● **YOUR OBJECTIVE**
An exact repeat is needed of the lines from the one with "Enumerate this screenshot's" through the last line of the data below. Please omit the pictures.

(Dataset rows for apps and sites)
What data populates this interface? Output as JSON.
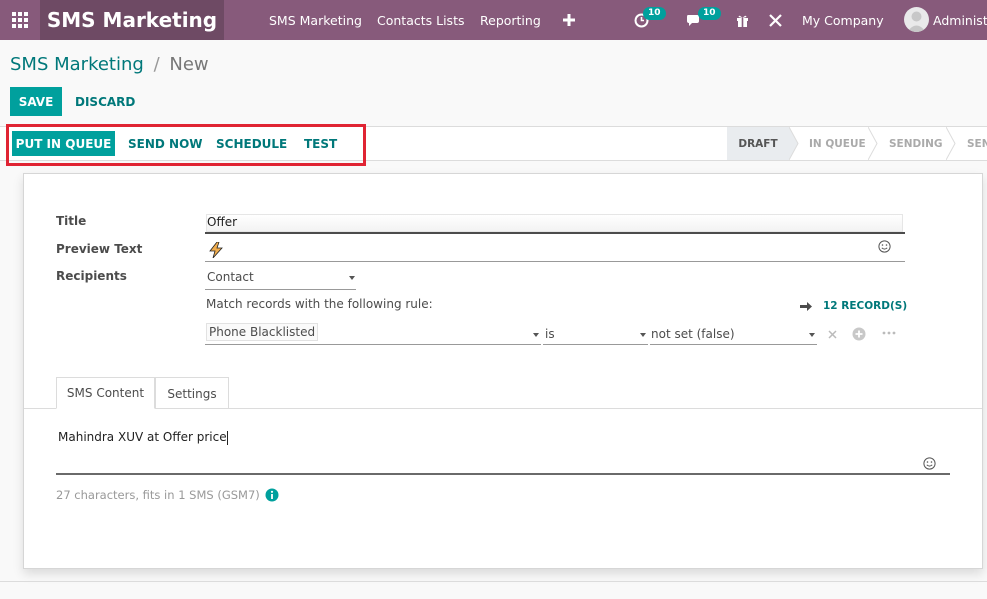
{
  "navbar": {
    "app_name": "SMS Marketing",
    "menu": [
      {
        "label": "SMS Marketing"
      },
      {
        "label": "Contacts Lists"
      },
      {
        "label": "Reporting"
      }
    ],
    "activity_badge": "10",
    "messages_badge": "10",
    "company": "My Company",
    "user": "Administr"
  },
  "breadcrumb": {
    "parent": "SMS Marketing",
    "separator": "/",
    "current": "New"
  },
  "actions": {
    "save": "SAVE",
    "discard": "DISCARD"
  },
  "statusbar": {
    "buttons": {
      "queue": "PUT IN QUEUE",
      "send_now": "SEND NOW",
      "schedule": "SCHEDULE",
      "test": "TEST"
    },
    "stages": [
      {
        "label": "DRAFT",
        "active": true
      },
      {
        "label": "IN QUEUE",
        "active": false
      },
      {
        "label": "SENDING",
        "active": false
      },
      {
        "label": "SEN",
        "active": false
      }
    ]
  },
  "form": {
    "title_label": "Title",
    "title_value": "Offer",
    "preview_label": "Preview Text",
    "recipients_label": "Recipients",
    "recipients_value": "Contact",
    "rule_text": "Match records with the following rule:",
    "records_link": "12 RECORD(S)",
    "rule": {
      "field": "Phone Blacklisted",
      "operator": "is",
      "value": "not set (false)"
    }
  },
  "tabs": [
    {
      "label": "SMS Content",
      "active": true
    },
    {
      "label": "Settings",
      "active": false
    }
  ],
  "sms": {
    "body": "Mahindra XUV at Offer price",
    "count_text": "27 characters, fits in 1 SMS (GSM7)"
  },
  "colors": {
    "navbar": "#875a7b",
    "brand": "#6e4a64",
    "accent": "#00a09d",
    "link": "#00787a",
    "highlight": "#e02433"
  }
}
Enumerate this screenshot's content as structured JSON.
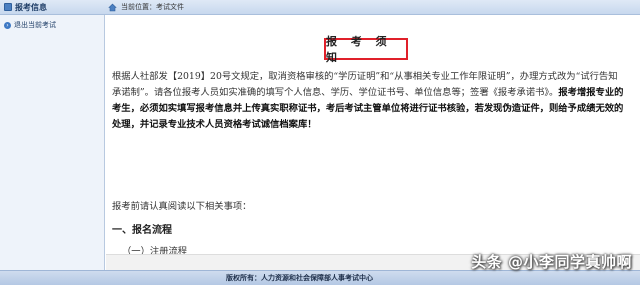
{
  "sidebar": {
    "title": "报考信息",
    "items": [
      {
        "label": "退出当前考试"
      }
    ]
  },
  "breadcrumb": {
    "prefix": "当前位置：",
    "current": "考试文件"
  },
  "doc": {
    "heading": "报 考 须 知",
    "para_normal": "根据人社部发【2019】20号文规定，取消资格审核的“学历证明”和“从事相关专业工作年限证明”，办理方式改为“试行告知承诺制”。请各位报考人员如实准确的填写个人信息、学历、学位证书号、单位信息等；签署《报考承诺书》。",
    "para_bold": "报考增报专业的考生，必须如实填写报考信息并上传真实职称证书，考后考试主管单位将进行证书核验，若发现伪造证件，则给予成绩无效的处理，并记录专业技术人员资格考试诚信档案库！",
    "note": "报考前请认真阅读以下相关事项：",
    "section1": "一、报名流程",
    "section1_sub": "（一）注册流程"
  },
  "footer": {
    "text": "版权所有：人力资源和社会保障部人事考试中心"
  },
  "watermark": {
    "text": "头条 @小李同学真帅啊"
  },
  "colors": {
    "highlight_border": "#e0202a",
    "header_bg": "#dfe9f6",
    "sidebar_bg": "#eef3fa"
  }
}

● **WRITTEN RESPONSE**
Enumerate this screenshot's content as structured JSON.
{
  "sidebar": {
    "title": "报考信息",
    "items": [
      {
        "label": "退出当前考试"
      }
    ]
  },
  "breadcrumb": {
    "prefix": "当前位置：",
    "current": "考试文件"
  },
  "doc": {
    "heading": "报 考 须 知",
    "para_normal": "根据人社部发【2019】20号文规定，取消资格审核的“学历证明”和“从事相关专业工作年限证明”，办理方式改为“试行告知承诺制”。请各位报考人员如实准确的填写个人信息、学历、学位证书号、单位信息等；签署《报考承诺书》。",
    "para_bold": "报考增报专业的考生，必须如实填写报考信息并上传真实职称证书，考后考试主管单位将进行证书核验，若发现伪造证件，则给予成绩无效的处理，并记录专业技术人员资格考试诚信档案库！",
    "note": "报考前请认真阅读以下相关事项：",
    "section1": "一、报名流程",
    "section1_sub": "（一）注册流程"
  },
  "footer": {
    "text": "版权所有：人力资源和社会保障部人事考试中心"
  },
  "watermark": {
    "text": "头条 @小李同学真帅啊"
  },
  "colors": {
    "highlight_border": "#e0202a",
    "header_bg": "#dfe9f6",
    "sidebar_bg": "#eef3fa"
  }
}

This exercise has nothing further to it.